# Input records

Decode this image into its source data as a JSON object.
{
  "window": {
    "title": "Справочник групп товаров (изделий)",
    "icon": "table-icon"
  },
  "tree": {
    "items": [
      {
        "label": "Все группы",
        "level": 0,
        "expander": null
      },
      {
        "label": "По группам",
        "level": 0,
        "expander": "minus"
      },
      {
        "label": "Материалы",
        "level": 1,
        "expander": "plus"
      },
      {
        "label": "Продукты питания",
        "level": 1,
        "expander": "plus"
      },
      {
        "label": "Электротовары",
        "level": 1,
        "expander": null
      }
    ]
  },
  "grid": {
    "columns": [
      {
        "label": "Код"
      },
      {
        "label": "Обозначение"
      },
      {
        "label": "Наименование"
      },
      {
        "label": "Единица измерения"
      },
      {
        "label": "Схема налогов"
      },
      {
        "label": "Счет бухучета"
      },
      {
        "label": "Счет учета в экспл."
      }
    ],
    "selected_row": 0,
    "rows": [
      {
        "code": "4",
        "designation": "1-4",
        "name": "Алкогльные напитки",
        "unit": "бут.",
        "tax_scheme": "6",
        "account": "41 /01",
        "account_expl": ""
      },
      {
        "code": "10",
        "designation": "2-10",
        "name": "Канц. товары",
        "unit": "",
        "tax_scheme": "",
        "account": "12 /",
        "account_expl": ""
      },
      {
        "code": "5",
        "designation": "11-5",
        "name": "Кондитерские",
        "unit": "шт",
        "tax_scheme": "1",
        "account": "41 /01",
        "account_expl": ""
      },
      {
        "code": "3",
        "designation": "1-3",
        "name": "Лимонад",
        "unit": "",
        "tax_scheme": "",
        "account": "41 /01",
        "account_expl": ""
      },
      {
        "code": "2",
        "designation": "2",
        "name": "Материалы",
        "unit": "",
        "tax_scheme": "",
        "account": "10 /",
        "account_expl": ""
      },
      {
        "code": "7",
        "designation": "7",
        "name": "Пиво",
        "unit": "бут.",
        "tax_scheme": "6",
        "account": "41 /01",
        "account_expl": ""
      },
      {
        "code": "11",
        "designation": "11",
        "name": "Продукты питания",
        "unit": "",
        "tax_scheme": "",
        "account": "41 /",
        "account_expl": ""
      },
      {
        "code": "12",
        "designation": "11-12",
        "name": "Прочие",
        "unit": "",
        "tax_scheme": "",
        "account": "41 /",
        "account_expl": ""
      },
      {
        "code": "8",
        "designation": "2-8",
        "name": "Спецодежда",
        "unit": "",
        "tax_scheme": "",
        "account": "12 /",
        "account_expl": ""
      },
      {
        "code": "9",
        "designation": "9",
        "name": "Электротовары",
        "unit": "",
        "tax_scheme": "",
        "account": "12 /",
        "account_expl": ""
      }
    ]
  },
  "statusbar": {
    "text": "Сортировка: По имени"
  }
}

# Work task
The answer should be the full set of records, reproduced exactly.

# Response to the task
Decode this image into its source data as a JSON object.
{
  "window": {
    "title": "Справочник групп товаров (изделий)",
    "icon": "table-icon"
  },
  "tree": {
    "items": [
      {
        "label": "Все группы",
        "level": 0,
        "expander": null
      },
      {
        "label": "По группам",
        "level": 0,
        "expander": "minus"
      },
      {
        "label": "Материалы",
        "level": 1,
        "expander": "plus"
      },
      {
        "label": "Продукты питания",
        "level": 1,
        "expander": "plus"
      },
      {
        "label": "Электротовары",
        "level": 1,
        "expander": null
      }
    ]
  },
  "grid": {
    "columns": [
      {
        "label": "Код"
      },
      {
        "label": "Обозначение"
      },
      {
        "label": "Наименование"
      },
      {
        "label": "Единица измерения"
      },
      {
        "label": "Схема налогов"
      },
      {
        "label": "Счет бухучета"
      },
      {
        "label": "Счет учета в экспл."
      }
    ],
    "selected_row": 0,
    "rows": [
      {
        "code": "4",
        "designation": "1-4",
        "name": "Алкогльные напитки",
        "unit": "бут.",
        "tax_scheme": "6",
        "account": "41 /01",
        "account_expl": ""
      },
      {
        "code": "10",
        "designation": "2-10",
        "name": "Канц. товары",
        "unit": "",
        "tax_scheme": "",
        "account": "12 /",
        "account_expl": ""
      },
      {
        "code": "5",
        "designation": "11-5",
        "name": "Кондитерские",
        "unit": "шт",
        "tax_scheme": "1",
        "account": "41 /01",
        "account_expl": ""
      },
      {
        "code": "3",
        "designation": "1-3",
        "name": "Лимонад",
        "unit": "",
        "tax_scheme": "",
        "account": "41 /01",
        "account_expl": ""
      },
      {
        "code": "2",
        "designation": "2",
        "name": "Материалы",
        "unit": "",
        "tax_scheme": "",
        "account": "10 /",
        "account_expl": ""
      },
      {
        "code": "7",
        "designation": "7",
        "name": "Пиво",
        "unit": "бут.",
        "tax_scheme": "6",
        "account": "41 /01",
        "account_expl": ""
      },
      {
        "code": "11",
        "designation": "11",
        "name": "Продукты питания",
        "unit": "",
        "tax_scheme": "",
        "account": "41 /",
        "account_expl": ""
      },
      {
        "code": "12",
        "designation": "11-12",
        "name": "Прочие",
        "unit": "",
        "tax_scheme": "",
        "account": "41 /",
        "account_expl": ""
      },
      {
        "code": "8",
        "designation": "2-8",
        "name": "Спецодежда",
        "unit": "",
        "tax_scheme": "",
        "account": "12 /",
        "account_expl": ""
      },
      {
        "code": "9",
        "designation": "9",
        "name": "Электротовары",
        "unit": "",
        "tax_scheme": "",
        "account": "12 /",
        "account_expl": ""
      }
    ]
  },
  "statusbar": {
    "text": "Сортировка: По имени"
  }
}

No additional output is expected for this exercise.